🔼The name Asherah in the Bible
Asherah (or אשרות; Asheroth, the plural of Asherah) is the name of a primary Canaanite mother goddess. According to the Oxford Companion to the Bible, she was associated with lions, serpents and sacred trees. In the Bible Asherah is mostly associated with sacred trees or poles (Exodus 34:13, Judges 6:25).
In recent years archeology has revealed that the worship of Asherah was more rampant in Israel than the Bible shows. Initially Asherah was linked to the primary Canaanite male god, Baal (her son) and the evenly prominent Canaanite god El (her mate), but as the cult of Yahweh progressed, Asherah became increasingly associated to Yahweh. Several times the Bible makes mention of an image of Asherah having stood in the temple of Yahweh in Jerusalem (2 Kings 21:7, 23:6).
And not only statues of Asherah made it into the temple of Yahweh, also vessels dedicated to Asherah (2 Kings 23:4) and even facilities for women to weave hangings for her statue (2 Kings 23:7). Statues of Asherah were also erected in Bethel by Jeroboam (2 Kings 23:15) and in Samaria by Ahab (1 Kings 16:33).
Be all that as it may, even though the name Asherah originally denoted a pagan goddess, it's pretty enough and surely well worth being a popular girl's name (like, say, the name Diane, which was a Roman goddess).
🔼Etymology of the name Asherah
The name Asherah comes from the common Hebrew verb אשר (asher), meaning to go straight:
Abarim Publications' Theological DictionaryLoading: אשר (or click this link)
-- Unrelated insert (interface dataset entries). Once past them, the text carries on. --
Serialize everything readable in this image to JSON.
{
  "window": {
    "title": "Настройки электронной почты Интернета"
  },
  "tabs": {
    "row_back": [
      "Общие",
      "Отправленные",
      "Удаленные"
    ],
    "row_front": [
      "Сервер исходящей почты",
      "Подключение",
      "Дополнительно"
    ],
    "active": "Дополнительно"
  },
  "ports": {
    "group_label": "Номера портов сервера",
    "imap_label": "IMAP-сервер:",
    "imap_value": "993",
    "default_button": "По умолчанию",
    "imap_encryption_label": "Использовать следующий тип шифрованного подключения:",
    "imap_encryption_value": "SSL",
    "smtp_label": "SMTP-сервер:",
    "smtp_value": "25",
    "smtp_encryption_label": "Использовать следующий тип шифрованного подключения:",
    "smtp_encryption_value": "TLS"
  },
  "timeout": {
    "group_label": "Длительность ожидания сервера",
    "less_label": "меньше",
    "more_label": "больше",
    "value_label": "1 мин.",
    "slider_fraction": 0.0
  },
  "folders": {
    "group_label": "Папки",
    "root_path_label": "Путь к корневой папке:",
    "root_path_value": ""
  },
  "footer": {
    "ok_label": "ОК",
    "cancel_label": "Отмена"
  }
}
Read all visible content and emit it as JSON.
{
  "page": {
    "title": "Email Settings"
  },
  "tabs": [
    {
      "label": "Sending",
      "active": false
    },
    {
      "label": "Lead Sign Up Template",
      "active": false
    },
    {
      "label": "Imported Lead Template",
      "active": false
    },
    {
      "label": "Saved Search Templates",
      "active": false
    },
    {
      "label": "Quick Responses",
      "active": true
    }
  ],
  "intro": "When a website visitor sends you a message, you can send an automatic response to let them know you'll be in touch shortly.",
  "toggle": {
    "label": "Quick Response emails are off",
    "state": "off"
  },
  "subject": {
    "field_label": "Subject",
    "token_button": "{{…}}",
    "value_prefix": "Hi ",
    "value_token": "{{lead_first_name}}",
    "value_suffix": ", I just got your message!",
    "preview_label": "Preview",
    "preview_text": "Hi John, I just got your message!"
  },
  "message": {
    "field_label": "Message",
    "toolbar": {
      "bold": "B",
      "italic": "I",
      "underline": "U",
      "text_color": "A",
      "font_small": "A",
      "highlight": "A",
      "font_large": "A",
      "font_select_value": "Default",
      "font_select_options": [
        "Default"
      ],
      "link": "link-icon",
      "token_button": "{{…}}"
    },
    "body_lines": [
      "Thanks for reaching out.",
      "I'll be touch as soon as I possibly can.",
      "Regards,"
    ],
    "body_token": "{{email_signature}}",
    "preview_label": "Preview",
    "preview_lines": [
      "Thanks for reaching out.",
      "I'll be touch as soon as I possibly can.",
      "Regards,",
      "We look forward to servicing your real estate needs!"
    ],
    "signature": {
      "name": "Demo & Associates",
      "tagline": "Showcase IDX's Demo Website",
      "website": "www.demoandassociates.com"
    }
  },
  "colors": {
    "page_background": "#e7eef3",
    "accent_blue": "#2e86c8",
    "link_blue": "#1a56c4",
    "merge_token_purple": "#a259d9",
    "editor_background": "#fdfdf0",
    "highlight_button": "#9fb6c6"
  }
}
HAW Theological Wordbook of the Old Testament explains that the original name for Asherah had to do with a Ugaritic verb 'tr, which meant the same thing as the Hebrew version Asherah, namely Progression. It's also safe to assume that the original name of this goddess sounded differently (something with a tr-sound no doubt). And that strongly suggest that the original translators of this name wanted to make sure that the meaning of it was conveyed into Hebrew. To any Hebrew audience, therefore, the name Asherah would also have meant Bliss or Happiness; the Semitic equivalent of the Latin deity Fortuna and the Greek Tyche.